(TASK DESCRIPTION):
Examine the material below. Gather every line in which the string "icon" appears.

(TASK MATERIAL):
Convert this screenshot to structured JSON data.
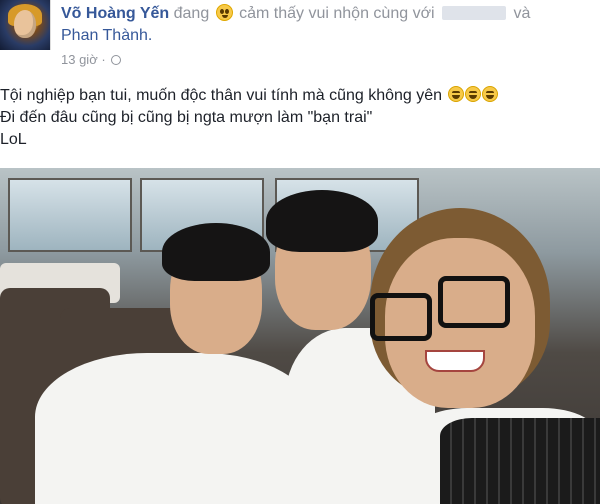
{
  "header": {
    "author": "Võ Hoàng Yến",
    "feeling_prefix": "đang",
    "feeling": "cảm thấy vui nhộn cùng với",
    "connector": "và",
    "tagged": "Phan Thành."
  },
  "meta": {
    "time": "13 giờ ·",
    "privacy_icon": "globe-icon"
  },
  "post": {
    "lines": [
      "Tội nghiệp bạn tui, muốn độc thân vui tính mà cũng không yên",
      "Đi đến đâu cũng bị cũng bị ngta mượn làm \"bạn trai\"",
      "LoL"
    ],
    "emoji": "laughing-tears-emoji"
  },
  "colors": {
    "link": "#365899",
    "muted": "#90949c",
    "text": "#1d2129"
  }
}
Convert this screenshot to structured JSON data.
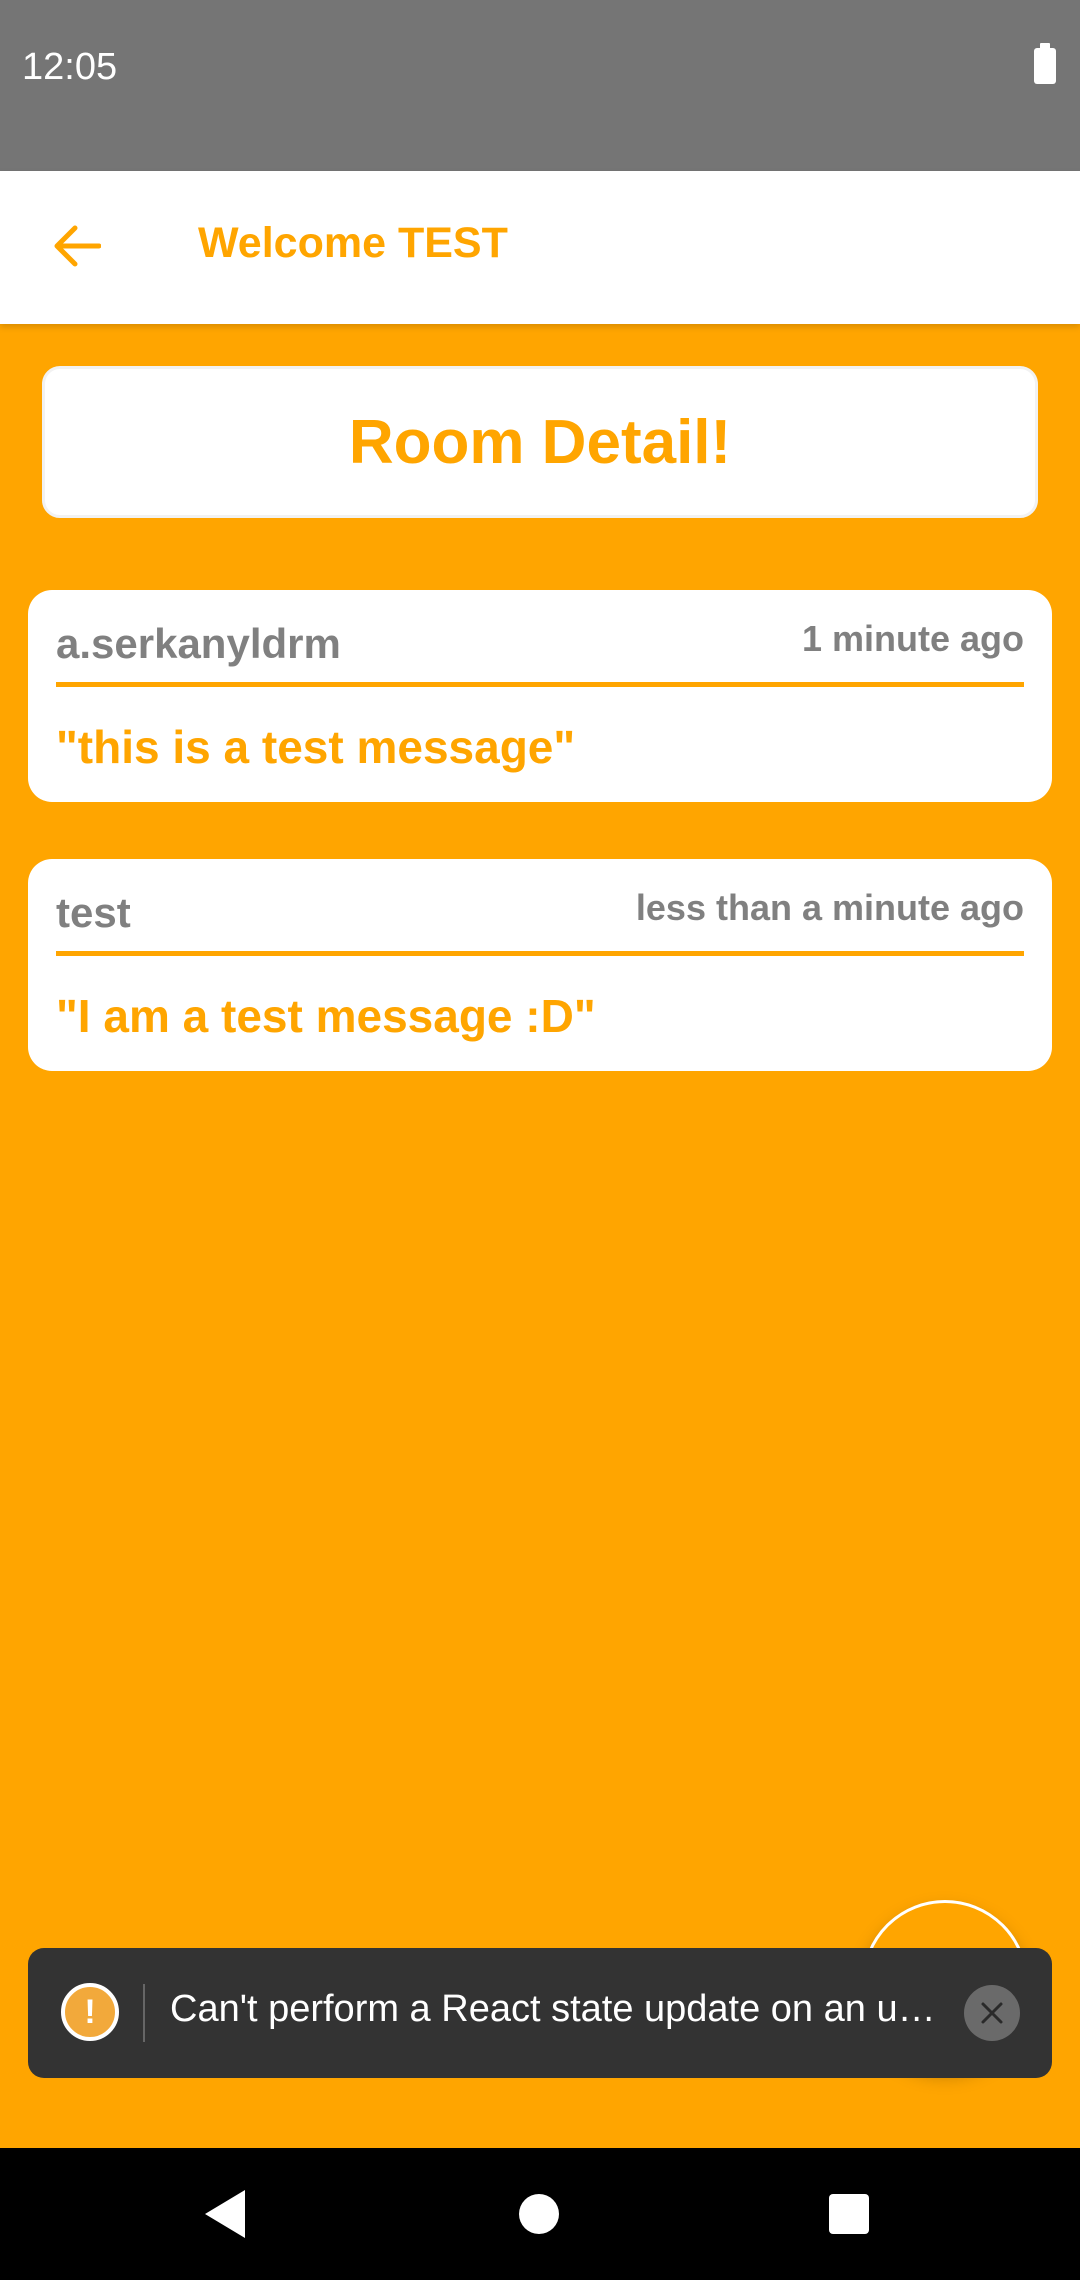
{
  "status_bar": {
    "time": "12:05",
    "battery_icon": "battery-full-icon"
  },
  "app_bar": {
    "back_icon": "arrow-left-icon",
    "title": "Welcome TEST"
  },
  "room": {
    "title": "Room Detail!"
  },
  "messages": [
    {
      "user": "a.serkanyldrm",
      "time": "1 minute ago",
      "text": "\"this is a test message\""
    },
    {
      "user": "test",
      "time": "less than a minute ago",
      "text": "\"I am a test message :D\""
    }
  ],
  "toast": {
    "icon": "warning-icon",
    "text": "Can't perform a React state update on an u…",
    "close_icon": "close-icon"
  },
  "nav_bar": {
    "back_icon": "nav-back-icon",
    "home_icon": "nav-home-icon",
    "recents_icon": "nav-recents-icon"
  },
  "colors": {
    "accent": "#FFA500",
    "status_bar": "#757575",
    "text_gray": "#808080",
    "toast_bg": "#333333"
  }
}
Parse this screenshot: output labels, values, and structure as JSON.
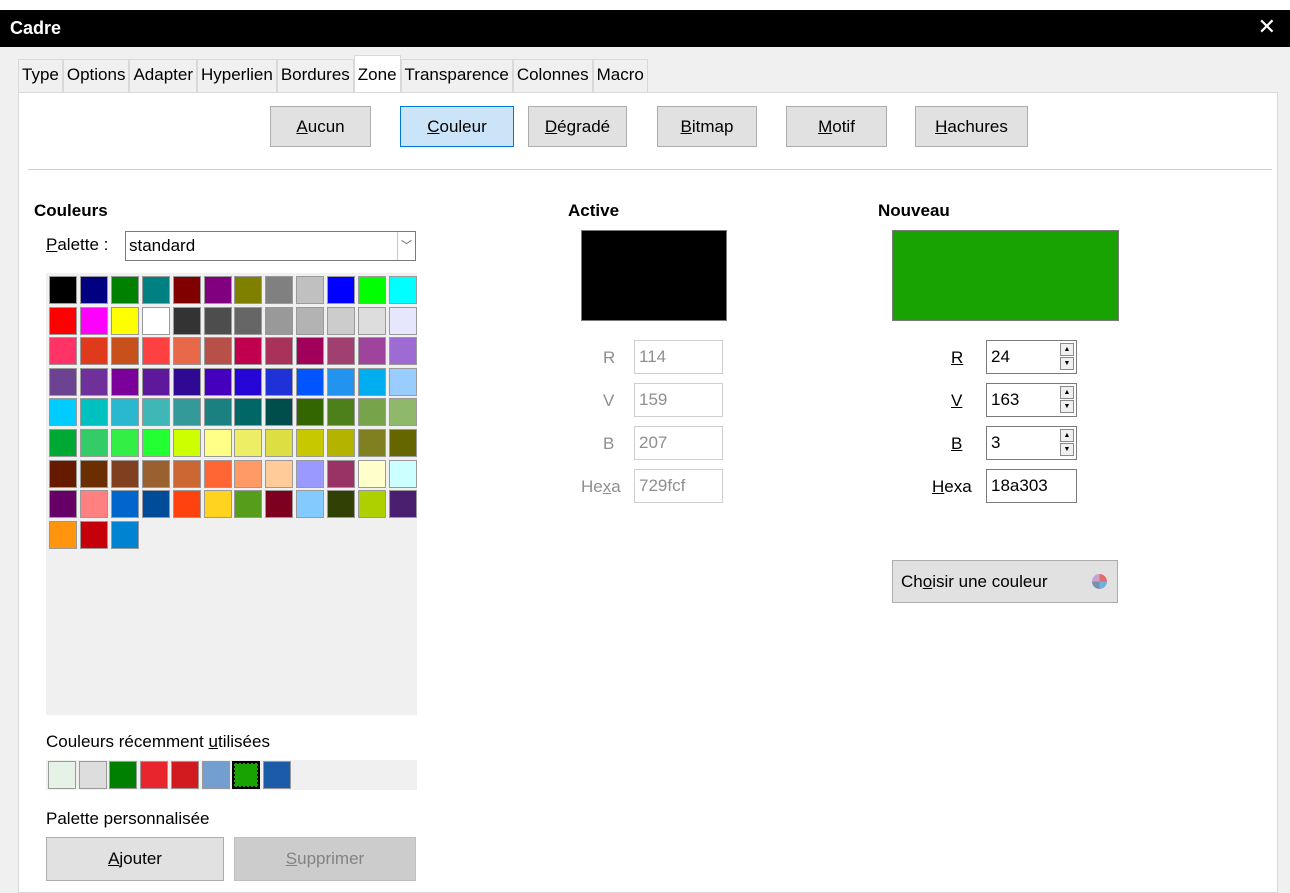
{
  "window": {
    "title": "Cadre"
  },
  "tabs": [
    {
      "label": "Type",
      "active": false
    },
    {
      "label": "Options",
      "active": false
    },
    {
      "label": "Adapter",
      "active": false
    },
    {
      "label": "Hyperlien",
      "active": false
    },
    {
      "label": "Bordures",
      "active": false
    },
    {
      "label": "Zone",
      "active": true
    },
    {
      "label": "Transparence",
      "active": false
    },
    {
      "label": "Colonnes",
      "active": false
    },
    {
      "label": "Macro",
      "active": false
    }
  ],
  "fill_buttons": {
    "aucun": {
      "key": "A",
      "rest": "ucun"
    },
    "couleur": {
      "key": "C",
      "rest": "ouleur"
    },
    "degrade": {
      "key": "D",
      "rest": "égradé"
    },
    "bitmap": {
      "key": "B",
      "rest": "itmap"
    },
    "motif": {
      "key": "M",
      "rest": "otif"
    },
    "hachures": {
      "key": "H",
      "rest": "achures"
    }
  },
  "colors_section": {
    "heading": "Couleurs",
    "palette_label_key": "P",
    "palette_label_rest": "alette :",
    "palette_value": "standard",
    "swatches": [
      "#000000",
      "#000080",
      "#008000",
      "#008080",
      "#800000",
      "#800080",
      "#808000",
      "#808080",
      "#c0c0c0",
      "#0000ff",
      "#00ff00",
      "#00ffff",
      "#ff0000",
      "#ff00ff",
      "#ffff00",
      "#ffffff",
      "#333333",
      "#4d4d4d",
      "#666666",
      "#999999",
      "#b3b3b3",
      "#cccccc",
      "#dddddd",
      "#e6e6ff",
      "#ff3366",
      "#e03a1c",
      "#c8511b",
      "#ff4040",
      "#e8694a",
      "#b8504a",
      "#c0004e",
      "#a8325a",
      "#a0005a",
      "#a04070",
      "#9f449c",
      "#9e6bd3",
      "#6b4391",
      "#70309a",
      "#7b009a",
      "#5e189c",
      "#2f0993",
      "#4500bd",
      "#2606d6",
      "#1e32d8",
      "#0055ff",
      "#2294f0",
      "#00aeef",
      "#99ccff",
      "#00ccff",
      "#00c0c0",
      "#2ab7d0",
      "#40b7b7",
      "#339999",
      "#1a8080",
      "#006666",
      "#004d4d",
      "#336600",
      "#4d801a",
      "#77a34a",
      "#8fb86a",
      "#00a933",
      "#33cc66",
      "#33ee44",
      "#22ff33",
      "#ccff00",
      "#ffff88",
      "#eeee66",
      "#dddd44",
      "#c8c800",
      "#b3b300",
      "#808020",
      "#666600",
      "#661a00",
      "#6b2e00",
      "#804020",
      "#9a6030",
      "#cc6633",
      "#ff6633",
      "#ff9966",
      "#ffcc99",
      "#9999ff",
      "#993366",
      "#ffffcc",
      "#ccffff",
      "#660066",
      "#ff8080",
      "#0066cc",
      "#004c99",
      "#ff420e",
      "#ffd320",
      "#579d1c",
      "#7e0021",
      "#83caff",
      "#314004",
      "#aecf00",
      "#4b1f6f",
      "#ff950e",
      "#c5000b",
      "#0084d1"
    ],
    "recent_label_pre": "Couleurs récemment ",
    "recent_label_key": "u",
    "recent_label_post": "tilisées",
    "recent": [
      "#e6f2e6",
      "#dddddd",
      "#008000",
      "#e8242c",
      "#d11b1f",
      "#729fcf",
      "#18a303",
      "#1c5ba8"
    ],
    "custom_label": "Palette personnalisée",
    "add_key": "A",
    "add_rest": "jouter",
    "delete_key": "S",
    "delete_rest": "upprimer"
  },
  "active": {
    "heading": "Active",
    "color": "#000000",
    "r_label": "R",
    "r": "114",
    "v_label": "V",
    "v": "159",
    "b_label": "B",
    "b": "207",
    "hex_pre": "He",
    "hex_key": "x",
    "hex_post": "a",
    "hex": "729fcf"
  },
  "nouveau": {
    "heading": "Nouveau",
    "color": "#18a303",
    "r_label": "R",
    "r": "24",
    "v_label": "V",
    "v": "163",
    "b_label": "B",
    "b": "3",
    "hex_key": "H",
    "hex_rest": "exa",
    "hex": "18a303",
    "choose_pre": "Ch",
    "choose_key": "o",
    "choose_post": "isir une couleur"
  }
}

(WRITTEN ANSWER):
    "privacy_icon": "globe-icon"
    "battery_icon": "battery-full-icon"
    "back_icon": "arrow-left-icon",
    "icon": "warning-icon",
    "close_icon": "close-icon"
    "back_icon": "nav-back-icon",
    "home_icon": "nav-home-icon",
    "recents_icon": "nav-recents-icon"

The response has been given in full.